The app is an "insidious encroachment" on civil liberties, the complaint alleges.

Facial recognition
Clearview AI scrapes images from social media.
Getty Images

A lawsuit is taking aim at Clearview AI, a controversial facial recognition app being used by US law enforcement to identify suspects and other people. The app is under fire after a New York Times investigation into the software company earlier this week. The app identifies people by comparing photos to a database of images scraped from social media and other sites, and then sells the info to law enforcement agencies.

"The conduct of Defendant Clearview, as alleged herein, epitomizes the insidious encroachment on an individual's liberty," says the complaint, reported earlier Friday by CNET sister site ZDNet. It alleges Clearview AI "acted out of pure greed."

The lawsuit, filed in the US District Court for the Northern District of Illinois East Division, alleges that Clearview AI's actions are a threat to civil liberties.

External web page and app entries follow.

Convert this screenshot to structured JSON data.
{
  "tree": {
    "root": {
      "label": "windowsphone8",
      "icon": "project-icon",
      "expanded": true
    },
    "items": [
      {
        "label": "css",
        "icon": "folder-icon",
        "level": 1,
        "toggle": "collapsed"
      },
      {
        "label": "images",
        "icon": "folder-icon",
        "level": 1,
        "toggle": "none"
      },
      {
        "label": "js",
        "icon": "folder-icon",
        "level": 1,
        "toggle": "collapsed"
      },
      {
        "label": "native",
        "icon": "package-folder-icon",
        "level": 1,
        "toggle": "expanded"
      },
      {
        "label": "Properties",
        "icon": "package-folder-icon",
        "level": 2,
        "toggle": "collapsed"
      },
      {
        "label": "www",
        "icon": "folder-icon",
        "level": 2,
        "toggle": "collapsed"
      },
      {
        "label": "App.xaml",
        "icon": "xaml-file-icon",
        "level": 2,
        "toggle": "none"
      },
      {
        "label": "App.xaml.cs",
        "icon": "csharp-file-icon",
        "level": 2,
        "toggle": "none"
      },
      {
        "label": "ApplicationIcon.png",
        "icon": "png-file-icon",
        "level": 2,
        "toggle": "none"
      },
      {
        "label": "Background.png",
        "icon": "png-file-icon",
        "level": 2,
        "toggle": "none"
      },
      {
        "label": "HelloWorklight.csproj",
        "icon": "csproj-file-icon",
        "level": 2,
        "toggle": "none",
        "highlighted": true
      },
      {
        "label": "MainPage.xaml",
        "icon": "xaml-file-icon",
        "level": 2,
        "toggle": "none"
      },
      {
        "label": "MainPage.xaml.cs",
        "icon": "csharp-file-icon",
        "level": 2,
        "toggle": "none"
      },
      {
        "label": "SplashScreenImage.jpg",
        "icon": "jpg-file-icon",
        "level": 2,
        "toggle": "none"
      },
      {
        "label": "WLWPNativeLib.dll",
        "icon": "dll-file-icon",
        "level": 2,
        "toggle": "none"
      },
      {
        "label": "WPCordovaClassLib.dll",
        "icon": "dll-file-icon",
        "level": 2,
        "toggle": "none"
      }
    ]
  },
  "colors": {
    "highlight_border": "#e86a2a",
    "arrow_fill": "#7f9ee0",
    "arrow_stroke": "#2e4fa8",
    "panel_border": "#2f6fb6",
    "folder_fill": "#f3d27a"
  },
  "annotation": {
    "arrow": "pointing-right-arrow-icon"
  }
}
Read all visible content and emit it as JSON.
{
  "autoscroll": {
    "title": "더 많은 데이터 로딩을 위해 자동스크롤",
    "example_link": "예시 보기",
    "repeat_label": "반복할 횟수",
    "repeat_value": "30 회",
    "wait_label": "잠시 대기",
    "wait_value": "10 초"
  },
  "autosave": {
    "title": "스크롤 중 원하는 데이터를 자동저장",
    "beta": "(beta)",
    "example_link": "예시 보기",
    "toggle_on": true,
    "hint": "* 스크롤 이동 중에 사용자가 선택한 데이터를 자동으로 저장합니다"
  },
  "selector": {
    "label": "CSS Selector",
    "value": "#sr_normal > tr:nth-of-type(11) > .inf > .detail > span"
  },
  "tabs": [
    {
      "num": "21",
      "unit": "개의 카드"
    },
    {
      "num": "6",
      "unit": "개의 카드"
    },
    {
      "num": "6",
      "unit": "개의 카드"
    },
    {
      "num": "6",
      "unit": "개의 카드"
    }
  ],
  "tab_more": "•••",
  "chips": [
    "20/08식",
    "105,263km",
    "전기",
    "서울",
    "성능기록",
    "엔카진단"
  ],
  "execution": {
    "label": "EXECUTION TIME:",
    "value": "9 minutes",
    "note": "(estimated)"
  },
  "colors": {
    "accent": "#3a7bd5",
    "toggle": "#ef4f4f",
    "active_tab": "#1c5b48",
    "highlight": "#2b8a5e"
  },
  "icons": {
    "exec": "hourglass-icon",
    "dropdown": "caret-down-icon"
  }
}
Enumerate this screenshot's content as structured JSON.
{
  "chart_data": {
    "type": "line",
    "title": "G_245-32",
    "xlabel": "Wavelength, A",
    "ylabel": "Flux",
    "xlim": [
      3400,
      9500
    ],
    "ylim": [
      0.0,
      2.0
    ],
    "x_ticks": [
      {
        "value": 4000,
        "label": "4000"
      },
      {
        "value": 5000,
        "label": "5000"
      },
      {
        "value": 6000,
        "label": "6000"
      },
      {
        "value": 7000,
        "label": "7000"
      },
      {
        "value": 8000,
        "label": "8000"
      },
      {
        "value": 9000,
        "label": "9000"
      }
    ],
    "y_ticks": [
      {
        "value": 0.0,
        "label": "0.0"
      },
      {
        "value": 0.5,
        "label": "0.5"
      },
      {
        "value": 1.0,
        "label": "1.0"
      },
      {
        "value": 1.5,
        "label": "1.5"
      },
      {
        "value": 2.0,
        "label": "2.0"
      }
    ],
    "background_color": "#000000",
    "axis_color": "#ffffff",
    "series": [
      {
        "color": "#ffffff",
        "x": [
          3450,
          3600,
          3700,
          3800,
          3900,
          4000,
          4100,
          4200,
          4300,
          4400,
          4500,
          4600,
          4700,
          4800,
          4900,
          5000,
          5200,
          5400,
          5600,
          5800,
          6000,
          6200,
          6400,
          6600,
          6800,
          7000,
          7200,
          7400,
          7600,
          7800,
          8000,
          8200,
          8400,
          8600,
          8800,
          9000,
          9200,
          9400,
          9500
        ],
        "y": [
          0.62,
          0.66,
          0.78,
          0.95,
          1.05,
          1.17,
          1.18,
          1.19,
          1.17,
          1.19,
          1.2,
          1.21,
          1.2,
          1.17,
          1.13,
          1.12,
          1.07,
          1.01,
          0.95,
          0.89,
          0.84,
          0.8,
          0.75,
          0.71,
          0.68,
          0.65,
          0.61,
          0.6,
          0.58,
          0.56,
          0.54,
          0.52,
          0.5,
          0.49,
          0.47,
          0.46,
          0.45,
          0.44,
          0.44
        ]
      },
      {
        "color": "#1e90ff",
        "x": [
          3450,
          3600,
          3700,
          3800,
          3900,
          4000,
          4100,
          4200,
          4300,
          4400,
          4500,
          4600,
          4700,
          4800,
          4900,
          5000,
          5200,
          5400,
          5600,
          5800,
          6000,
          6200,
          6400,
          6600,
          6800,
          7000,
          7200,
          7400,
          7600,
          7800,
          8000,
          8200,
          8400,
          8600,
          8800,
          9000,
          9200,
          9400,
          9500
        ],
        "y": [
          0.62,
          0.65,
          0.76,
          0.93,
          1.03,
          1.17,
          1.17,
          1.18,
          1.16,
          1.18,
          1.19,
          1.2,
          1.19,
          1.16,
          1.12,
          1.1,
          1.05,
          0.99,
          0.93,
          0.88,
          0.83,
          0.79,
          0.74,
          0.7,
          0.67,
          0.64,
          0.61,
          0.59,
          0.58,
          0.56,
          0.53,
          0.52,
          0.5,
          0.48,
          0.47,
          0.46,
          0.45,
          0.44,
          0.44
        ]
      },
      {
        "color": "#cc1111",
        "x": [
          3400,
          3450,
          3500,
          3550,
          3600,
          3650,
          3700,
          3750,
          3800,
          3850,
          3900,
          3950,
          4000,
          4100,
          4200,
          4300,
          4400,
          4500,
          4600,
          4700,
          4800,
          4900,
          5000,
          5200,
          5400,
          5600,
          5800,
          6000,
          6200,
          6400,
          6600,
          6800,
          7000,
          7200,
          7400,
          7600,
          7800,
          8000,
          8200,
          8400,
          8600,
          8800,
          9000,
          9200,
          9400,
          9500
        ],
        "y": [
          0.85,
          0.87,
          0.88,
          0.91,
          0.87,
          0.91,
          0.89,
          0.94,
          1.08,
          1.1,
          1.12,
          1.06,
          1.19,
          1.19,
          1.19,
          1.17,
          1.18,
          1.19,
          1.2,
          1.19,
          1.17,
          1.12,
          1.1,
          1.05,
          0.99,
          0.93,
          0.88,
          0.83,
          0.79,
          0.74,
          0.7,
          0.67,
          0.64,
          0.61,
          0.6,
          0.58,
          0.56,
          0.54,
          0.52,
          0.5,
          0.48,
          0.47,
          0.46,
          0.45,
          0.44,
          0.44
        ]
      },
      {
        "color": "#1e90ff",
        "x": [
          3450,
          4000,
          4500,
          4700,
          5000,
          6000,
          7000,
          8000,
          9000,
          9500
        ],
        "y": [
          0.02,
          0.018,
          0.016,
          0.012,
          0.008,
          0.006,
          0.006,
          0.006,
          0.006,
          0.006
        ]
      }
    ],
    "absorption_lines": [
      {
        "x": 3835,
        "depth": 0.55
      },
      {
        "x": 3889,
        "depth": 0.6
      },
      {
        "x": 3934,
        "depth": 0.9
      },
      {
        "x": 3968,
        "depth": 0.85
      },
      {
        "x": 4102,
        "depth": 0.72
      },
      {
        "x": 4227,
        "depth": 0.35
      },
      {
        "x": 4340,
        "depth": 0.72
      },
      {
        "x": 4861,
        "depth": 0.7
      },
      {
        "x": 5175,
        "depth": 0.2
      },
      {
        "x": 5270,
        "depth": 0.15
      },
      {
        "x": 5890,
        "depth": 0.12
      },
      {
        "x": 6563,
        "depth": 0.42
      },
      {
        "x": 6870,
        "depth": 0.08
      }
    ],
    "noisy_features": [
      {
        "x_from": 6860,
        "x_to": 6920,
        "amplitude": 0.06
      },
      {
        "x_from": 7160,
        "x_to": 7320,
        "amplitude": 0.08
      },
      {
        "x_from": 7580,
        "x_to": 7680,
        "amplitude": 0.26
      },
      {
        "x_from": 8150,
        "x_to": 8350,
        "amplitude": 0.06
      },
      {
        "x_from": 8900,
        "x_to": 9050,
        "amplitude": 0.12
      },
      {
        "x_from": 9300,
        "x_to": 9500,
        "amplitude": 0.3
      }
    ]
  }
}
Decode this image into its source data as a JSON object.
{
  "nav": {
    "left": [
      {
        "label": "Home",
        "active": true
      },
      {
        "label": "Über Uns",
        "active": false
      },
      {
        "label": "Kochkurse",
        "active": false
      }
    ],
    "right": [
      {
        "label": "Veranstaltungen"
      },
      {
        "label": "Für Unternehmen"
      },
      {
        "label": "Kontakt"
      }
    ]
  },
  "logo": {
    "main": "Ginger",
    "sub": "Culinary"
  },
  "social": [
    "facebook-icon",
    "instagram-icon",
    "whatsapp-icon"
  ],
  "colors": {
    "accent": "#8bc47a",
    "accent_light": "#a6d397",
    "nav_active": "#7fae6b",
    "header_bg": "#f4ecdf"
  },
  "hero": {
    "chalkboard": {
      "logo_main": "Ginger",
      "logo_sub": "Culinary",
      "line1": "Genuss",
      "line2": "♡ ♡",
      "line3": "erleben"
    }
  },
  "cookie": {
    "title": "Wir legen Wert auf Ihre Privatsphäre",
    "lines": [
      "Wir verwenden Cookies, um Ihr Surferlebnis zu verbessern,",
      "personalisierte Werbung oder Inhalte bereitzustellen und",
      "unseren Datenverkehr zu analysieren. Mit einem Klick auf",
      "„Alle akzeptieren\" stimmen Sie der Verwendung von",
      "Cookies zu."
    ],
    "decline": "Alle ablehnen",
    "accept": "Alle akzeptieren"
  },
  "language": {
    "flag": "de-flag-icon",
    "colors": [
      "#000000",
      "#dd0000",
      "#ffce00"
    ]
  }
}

"Without obtaining any consent and without notice, Defendant Clearview used the internet to covertly gather information on millions of American citizens, collecting approximately three billion pictures of them, without any reason to suspect any of them of having done anything wrong, ever," the complaint alleges. "Clearview used artificial intelligence algorithms to scan the facial geometry of each individual depicted in the images, a technique that violates multiple privacy laws."

The lawsuit was filed by an individual in Illinois, but he's seeking class-action status.

The complaint is seeking damages, expungement of records and an injunction to stop Clearview from continuing its business. 

The lawsuit follows Democratic Sen. Edward Markey on Thursday saying Clearview's app may pose a "chilling" privacy risk.

Clearview AI didn't immediately respond to a request for comment.